  • Rebranding! Grand re-opening as … clea.nr Videos for YouTube™ (you can read the name change story).
  • You can now unhide/show suggested videos.
  • thanks page. Because we want to thank you.
  • An option to “Dim Lights” –all but the video darkens in the browser window (find it just under the video itself).
  • Some sweet new but subtle UI enhancements.
  • An option to disable our Amazon Associate ID (applies when not cleaning Amazon).
  • Recommendations no longer show on YouTube’s home page if you were logged in but didn’t have subscriptions.

And like the thanks page says, thanks.

Wondering why aren’t we in the Firefox add-ons/extensions gallery? In short: their review process moves at a glacial pace and has esoteric requirements. (No minified code? Pshaw!)

Where’d We Go? Once Again Removed from the Chrome Web Store

We’ve been removed from the Chrome Web Store once again.
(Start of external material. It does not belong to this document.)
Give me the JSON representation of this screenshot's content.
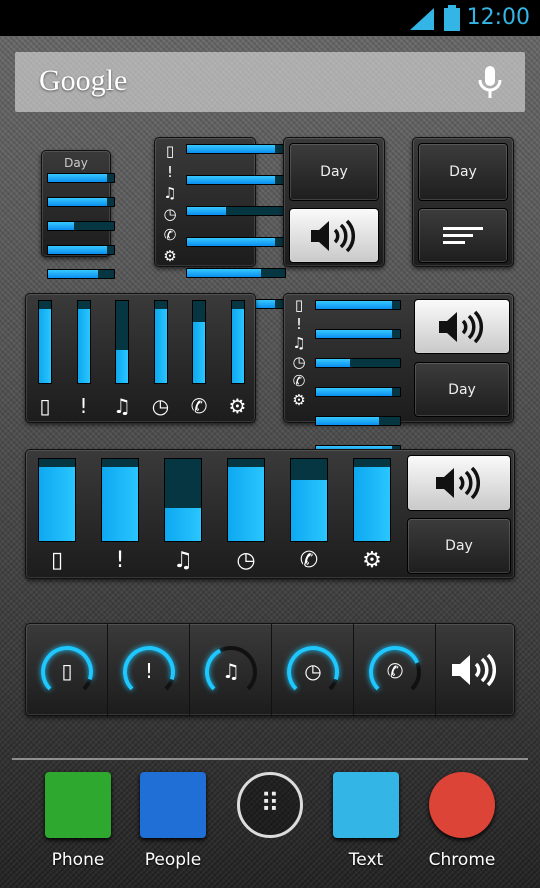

This time Google has removed our extension because we block advertisements.

As has happened beforeour link on the Chrome Web Store, reads: “An error occurred: Item not found. This item may have been removed by its author.”

So it’s clear: though it says we may have removed it, we didn’t remove it. We’re in more discussions with Google to find out how our blocking of ads differs from other extensions that block ads. As we know more, we’ll let you know more.

clea.nr Videos: What’s New in Version 3.0.2

Here’s what the update includes:

  • Rebranding! Grand re-opening as … clea.nr Videos for YouTube™ (you can read the name change story).
  • You can now unhide/show suggested videos.
  • A thanks page. Because we want to thank you.
  • An option to “Dim Lights” –all but the video darkens in the browser window (find it just under the video itself).
  • Some sweet new but subtle UI enhancements.
  • An option to disable our Amazon Associate ID (applies when not cleaning Amazon).
  • Recommendations no longer show on YouTube’s home page if you were logged in but didn’t have subscriptions.

And like the thanks page says, thanks.

clea.nr Videos for YouTube™: The Name Change Story

We’ve changed the extension’s name. It’s now “clea.nr Videos for YouTube™.” Safari users will today, or the next time Safari checks for updates, be getting the updated extension with its new name.

Why the change? I’ve written about the name change for Chrome and the story is the same for Safari: a branding problem. Google contacted us and we changed the name.  (If for some reason you didn’t know–e.g. you were helping the NASA Spirit rover on Mars’ Low Ridge back in October 2006Google owns YouTube.)

And that’s the story.